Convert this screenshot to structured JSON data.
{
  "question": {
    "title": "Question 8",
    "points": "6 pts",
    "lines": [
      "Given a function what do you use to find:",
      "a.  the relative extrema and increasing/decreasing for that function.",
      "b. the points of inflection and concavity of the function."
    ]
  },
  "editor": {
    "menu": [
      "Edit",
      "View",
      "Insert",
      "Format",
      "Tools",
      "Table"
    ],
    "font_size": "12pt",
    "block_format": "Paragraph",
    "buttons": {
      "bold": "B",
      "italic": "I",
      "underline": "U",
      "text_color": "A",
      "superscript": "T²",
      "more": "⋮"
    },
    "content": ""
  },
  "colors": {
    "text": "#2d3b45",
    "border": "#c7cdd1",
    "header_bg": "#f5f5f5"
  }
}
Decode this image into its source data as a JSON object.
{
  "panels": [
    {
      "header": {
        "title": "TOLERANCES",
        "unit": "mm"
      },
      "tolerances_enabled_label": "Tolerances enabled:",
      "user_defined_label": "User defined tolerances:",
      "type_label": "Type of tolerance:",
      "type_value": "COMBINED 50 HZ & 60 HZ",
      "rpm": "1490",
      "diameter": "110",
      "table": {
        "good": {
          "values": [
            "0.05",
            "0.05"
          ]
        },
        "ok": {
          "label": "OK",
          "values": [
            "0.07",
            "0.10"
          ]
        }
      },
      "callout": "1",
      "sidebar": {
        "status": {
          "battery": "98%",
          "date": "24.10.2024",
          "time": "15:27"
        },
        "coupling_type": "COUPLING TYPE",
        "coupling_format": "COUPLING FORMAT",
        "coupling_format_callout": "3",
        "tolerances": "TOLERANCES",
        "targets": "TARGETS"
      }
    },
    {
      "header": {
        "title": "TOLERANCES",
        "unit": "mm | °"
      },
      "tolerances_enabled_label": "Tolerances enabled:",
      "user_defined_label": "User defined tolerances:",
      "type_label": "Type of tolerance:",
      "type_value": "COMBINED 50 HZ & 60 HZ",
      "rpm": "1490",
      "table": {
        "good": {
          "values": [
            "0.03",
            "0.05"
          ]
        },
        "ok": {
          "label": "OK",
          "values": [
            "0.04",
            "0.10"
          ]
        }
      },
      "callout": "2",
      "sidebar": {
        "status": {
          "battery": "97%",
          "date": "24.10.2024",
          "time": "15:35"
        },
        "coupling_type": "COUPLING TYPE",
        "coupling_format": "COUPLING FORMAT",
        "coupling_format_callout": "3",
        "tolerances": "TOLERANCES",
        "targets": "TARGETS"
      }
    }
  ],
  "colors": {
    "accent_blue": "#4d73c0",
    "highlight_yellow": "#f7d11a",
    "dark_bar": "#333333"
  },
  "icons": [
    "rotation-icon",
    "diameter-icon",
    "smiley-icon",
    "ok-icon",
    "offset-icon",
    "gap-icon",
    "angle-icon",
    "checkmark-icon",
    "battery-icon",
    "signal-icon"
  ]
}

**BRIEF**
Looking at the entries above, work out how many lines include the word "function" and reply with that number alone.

**WRITTEN RESPONSE**
3